So whenever you look at a strategy, you hear about a strategy, a coach tells you to do something, a marketer tells you to do something and they’re like, “X, Y, Z is working for my client or for me, or for whatever,” dig deeper, ask yourself first of all, is this business on the same level as mine? I don’t say that to be like, “oh, well you’re on a lower level.” It’s just the reality of the fact that you don’t have the brand awareness, the name, the reputation that that person has. Therefore, you have to adapt your marketing to be at the level that you’re at and not jump three steps ahead because you will have to go backwards. It won’t work. I guarantee you, it won’t work if you skip ahead like that. 

The business owners that you’re comparing, they didn’t skip ahead. They did the work beforehand to build the brand, to do the extra work, to prove it. That means potentially doing sales calls with people who don’t know your price. Maybe that’s what it means for the people who don’t know your price, because you need to talk to them and prove yourself a little bit more than just on the webinar. That, again, can show up in many ways. This was just the example that came up and what came out of it was you can’t take a strategy from a big influencer and replicate it into a brand new funnel, brand new business, and that was the end goal. 

So when you hear this great strategy, go check it out. I want you guys to dig deeper and I want you to almost be like, “no, I’m not going to do it,” until somebody convinces you otherwise and you ask how much spend? How much traffic has gone through this strategy? What’s the end result from A to Z? Not just the cost per lead, not just the webinar show up rate, not even just the webinar conversion rate. I want to know the profit, the return on ad spend, A to Z metrics of that strategy. 

Then take into consideration that person’s audience, that person’s business maturity, that person’s brand awareness. Do they have a brand name? Do they not have a brand name? Is their audience totally different than yours? Right now, there are so many people who think they have the answers to marketing and are telling you, “you’ve got to go do this. This one thing is going to save you. Jump to this platform. Try this strategy. Change your webinar. Webinars are dead.” So much advice out there, right? I want you to try not to take it until you can dig, like you’re a detective, into it and really identify is this the right strategy for your audience and for your business where you’re at? 

You might be able to take the bones of a strategy, and then you might have to tweak it a little bit for you.

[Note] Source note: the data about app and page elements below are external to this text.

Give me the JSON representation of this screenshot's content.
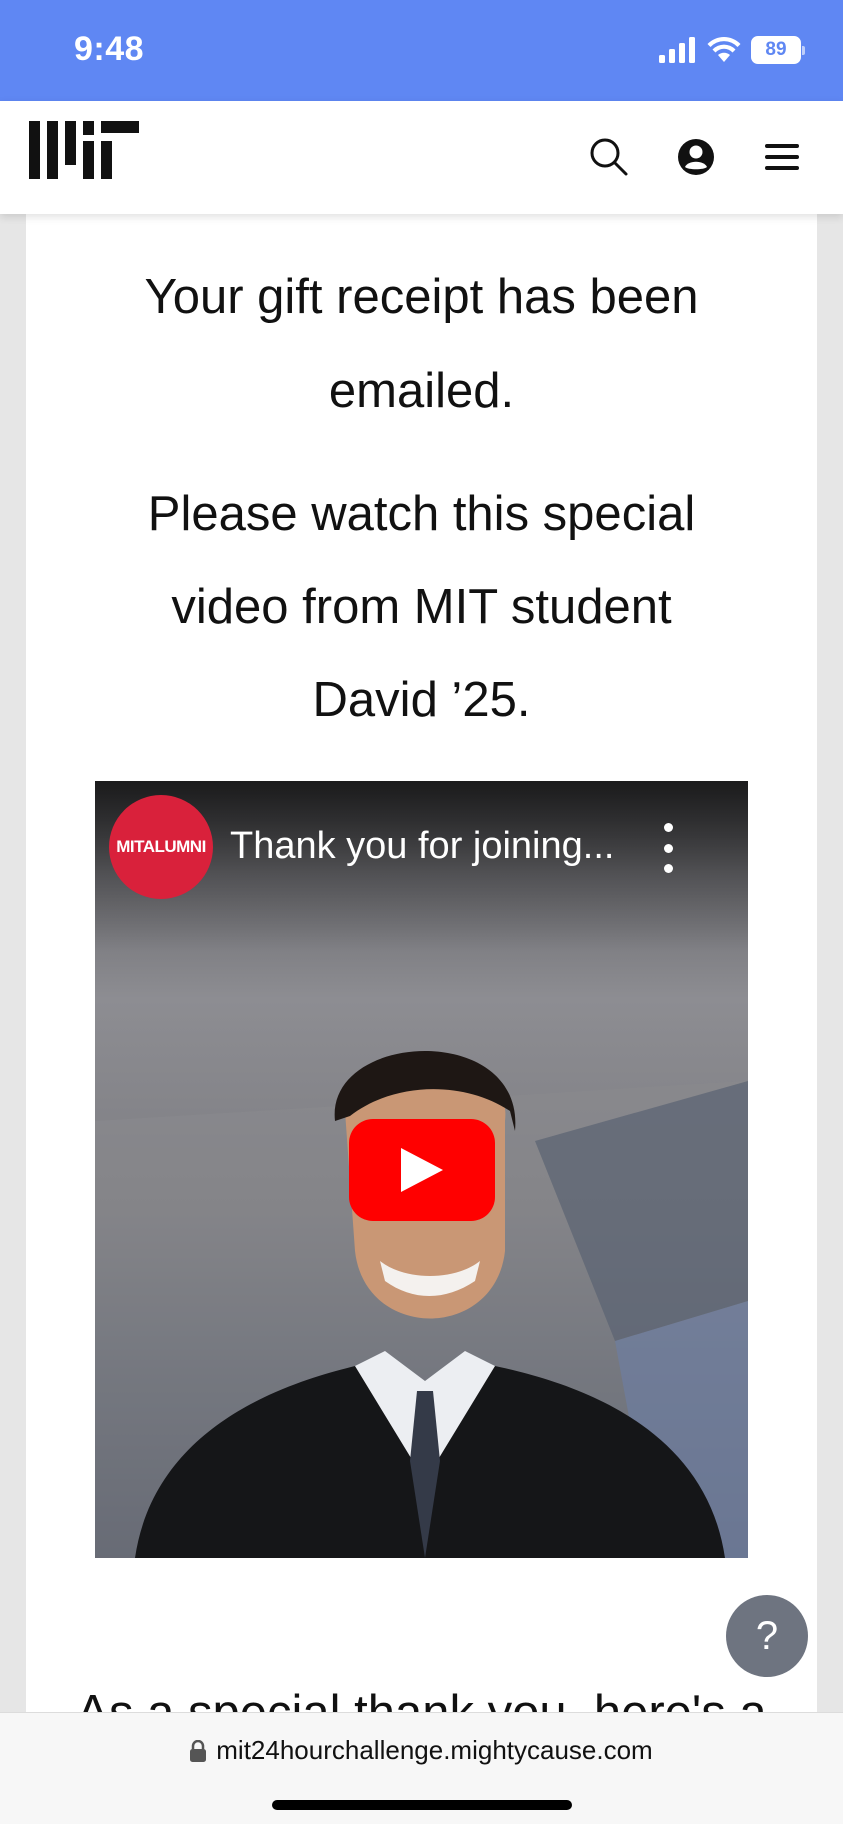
{
  "status_bar": {
    "time": "9:48",
    "battery": "89",
    "signal_icon": "cellular-signal-icon",
    "wifi_icon": "wifi-icon"
  },
  "header": {
    "logo_text": "MIT",
    "search_icon": "search-icon",
    "account_icon": "user-circle-icon",
    "menu_icon": "hamburger-menu-icon"
  },
  "content": {
    "receipt_message": "Your gift receipt has been emailed.",
    "video_intro_line1": "Please watch this special",
    "video_intro_line2": "video from MIT student",
    "video_intro_line3": "David ’25.",
    "truncated_text": "As a special thank you, here's a"
  },
  "video": {
    "channel_badge": "MITALUMNI",
    "title": "Thank you for joining...",
    "play_icon": "play-icon",
    "more_icon": "more-vertical-icon"
  },
  "help": {
    "label": "?"
  },
  "browser": {
    "url": "mit24hourchallenge.mightycause.com",
    "lock_icon": "lock-icon"
  },
  "colors": {
    "status_bar": "#5f87f3",
    "play_button": "#ff0000",
    "channel_badge": "#d9213b",
    "help_button": "#6e7480"
  }
}
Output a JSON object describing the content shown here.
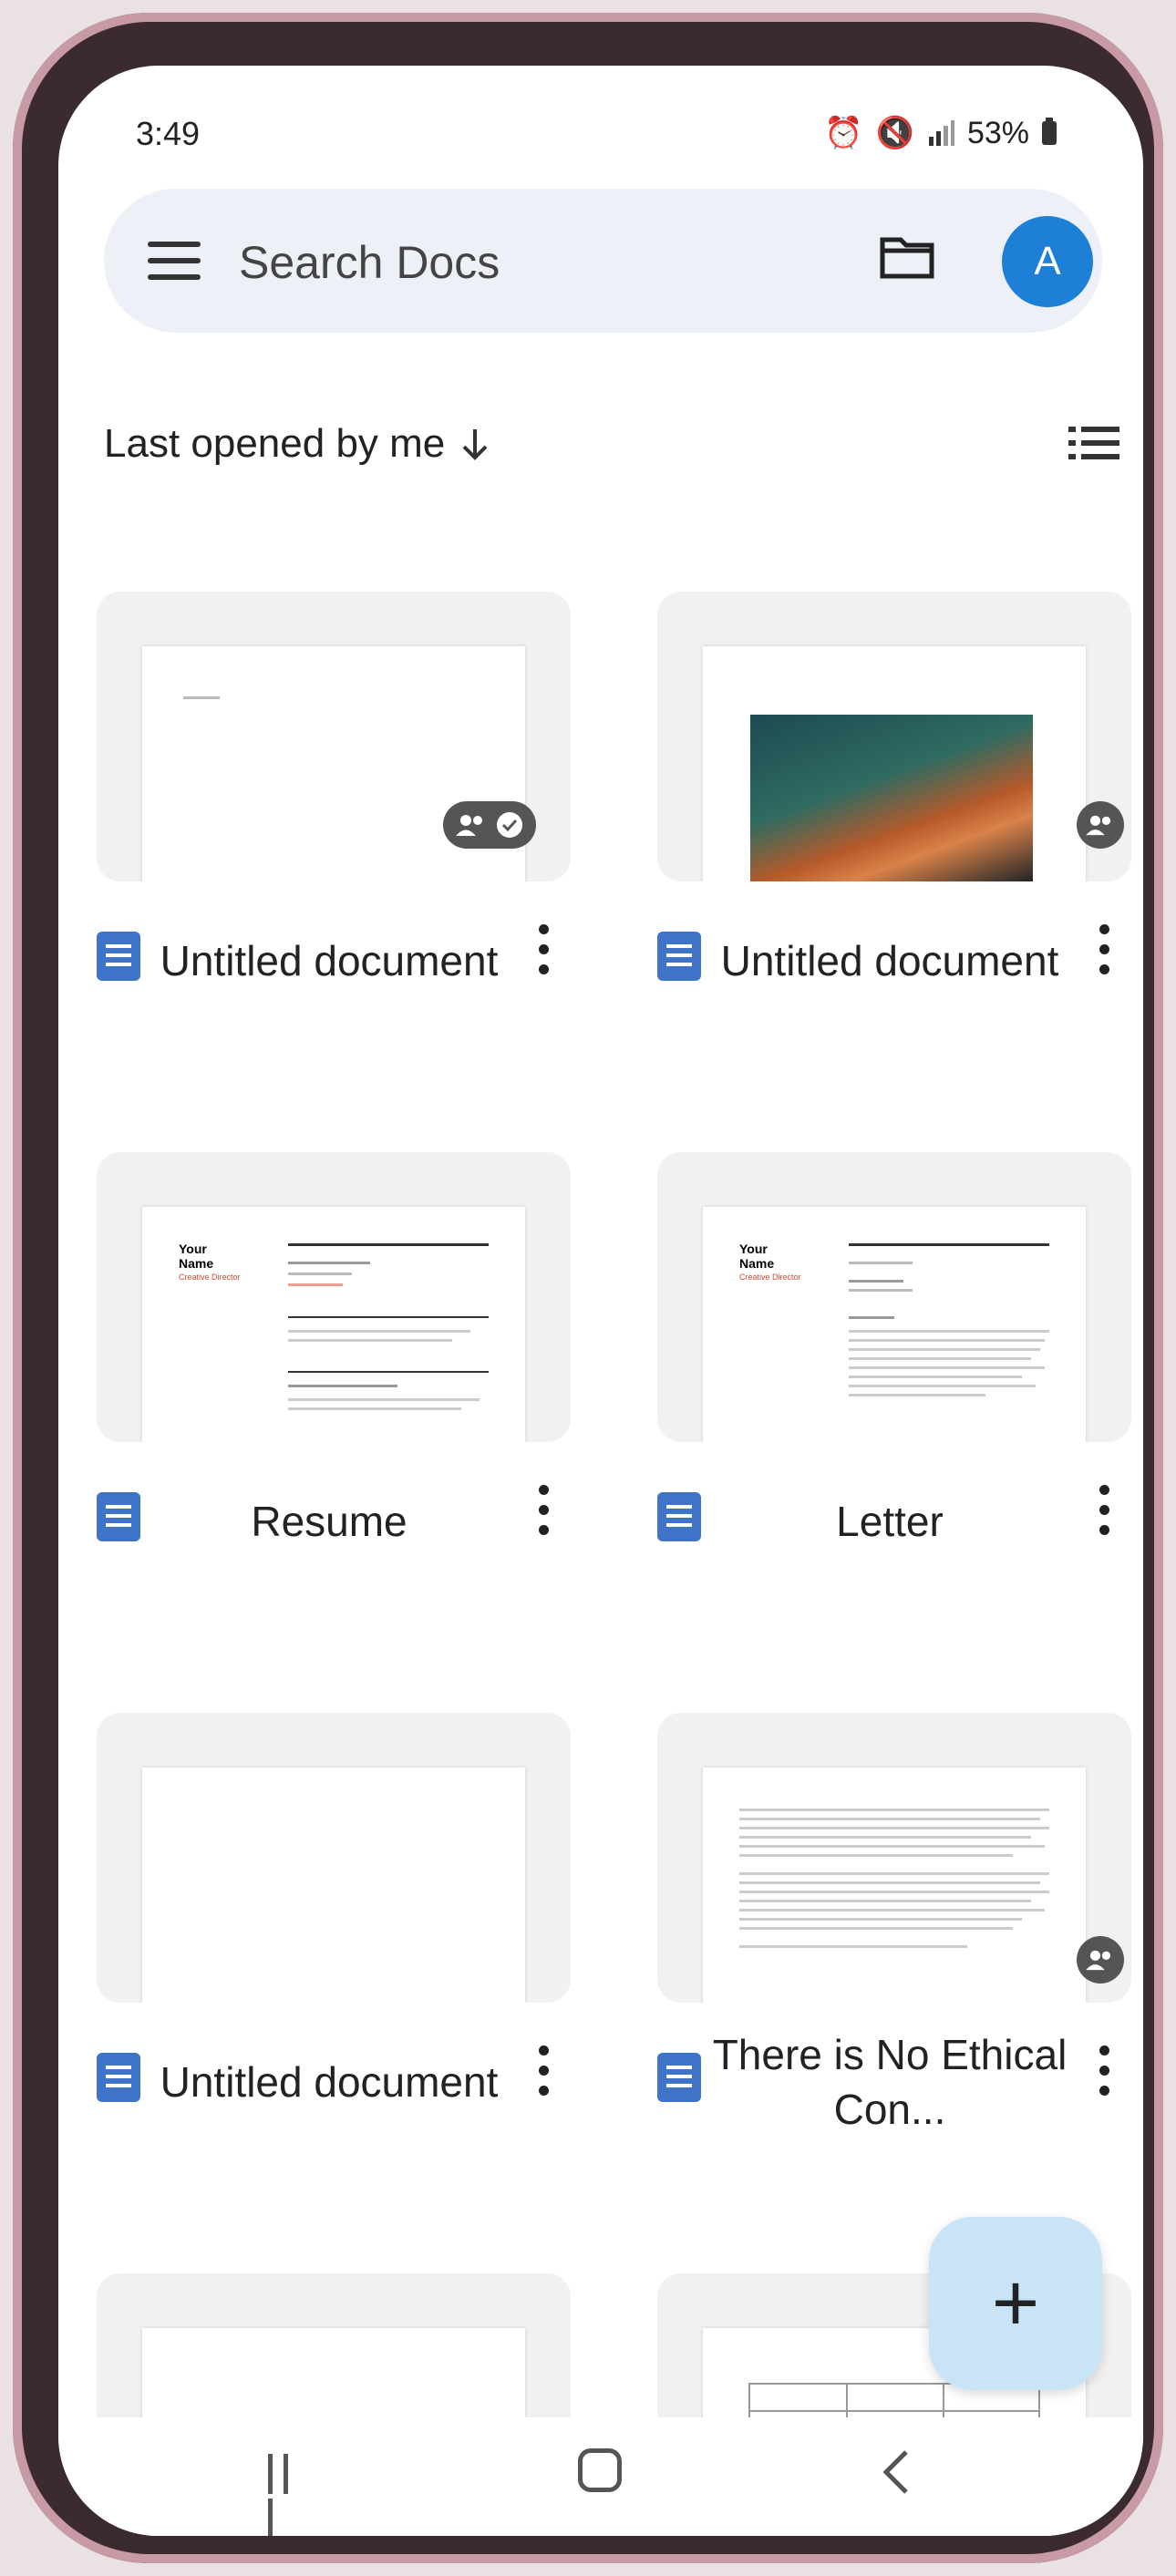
{
  "status": {
    "time": "3:49",
    "battery": "53%"
  },
  "search": {
    "placeholder": "Search Docs",
    "avatar_initial": "A"
  },
  "sort": {
    "label": "Last opened by me"
  },
  "docs": [
    {
      "title": "Untitled document"
    },
    {
      "title": "Untitled document"
    },
    {
      "title": "Resume"
    },
    {
      "title": "Letter"
    },
    {
      "title": "Untitled document"
    },
    {
      "title": "There is No Ethical Con..."
    }
  ],
  "resume_preview": {
    "name": "Your Name",
    "subtitle": "Creative Director"
  },
  "letter_preview": {
    "name": "Your Name",
    "subtitle": "Creative Director"
  },
  "fab": {
    "label": "+"
  },
  "colors": {
    "accent": "#1e7fd6",
    "doc_icon": "#3f74c8",
    "fab_bg": "#c9e4f7",
    "search_bg": "#edf0f6"
  }
}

You’ll know how you have to tweak it based on putting yourself into the experience of your audience and asking yourself, if I didn’t know my brand or I had never come into contact with my product, or my brand name, or what I do, would this experience be what I need to become a paying customer? Or do I need more touch points? Or do I need more information on a webinar? Do I need more follow-up? Whatever the answer is. 

This is where having, hopefully, a marketing expert in your corner that can help you create this customization is good because yes, there are best practices. Things like using urgency, webinars in general, like those are best practices that it’s not going to change drastically. It’s not like, I’d say, “oh you should use urgency and you shouldn’t in your marketing.” Everybody can use urgency. It’s how you use those things. It’s how you use the webinar, from the topic, to the structure, to the setup, that matters. It’s in those details. 

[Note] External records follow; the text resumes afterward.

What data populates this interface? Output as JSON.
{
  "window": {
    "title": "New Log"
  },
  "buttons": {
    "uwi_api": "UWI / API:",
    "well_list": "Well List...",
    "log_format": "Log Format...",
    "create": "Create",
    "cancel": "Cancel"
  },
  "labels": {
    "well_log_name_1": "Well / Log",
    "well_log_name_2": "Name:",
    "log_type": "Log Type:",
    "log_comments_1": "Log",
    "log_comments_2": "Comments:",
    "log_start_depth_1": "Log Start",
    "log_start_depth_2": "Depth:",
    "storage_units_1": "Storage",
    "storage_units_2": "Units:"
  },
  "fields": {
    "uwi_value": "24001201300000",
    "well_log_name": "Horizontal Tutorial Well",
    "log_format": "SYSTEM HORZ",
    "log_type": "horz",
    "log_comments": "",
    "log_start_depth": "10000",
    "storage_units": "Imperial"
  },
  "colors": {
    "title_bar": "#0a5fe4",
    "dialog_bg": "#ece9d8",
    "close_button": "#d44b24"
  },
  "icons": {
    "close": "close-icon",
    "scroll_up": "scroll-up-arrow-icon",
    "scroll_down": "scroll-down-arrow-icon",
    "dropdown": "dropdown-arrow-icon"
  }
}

The problem is that there’s, again, people out there teaching when they have a very narrow view of usually just their own business and what’s working for their own business, and that doesn’t mean it’s going to translate over into everybody else’s business. So that is the danger and the mistake of comparing other strategies to yours and just taking off with that strategy. Yes, again, there are bones, there are goldmines, there are components in strategies that can be successful, but make sure you have the full picture before you take that and go implement it in your business. Alright you guys, I hope you found this helpful and I’ll talk to you next time.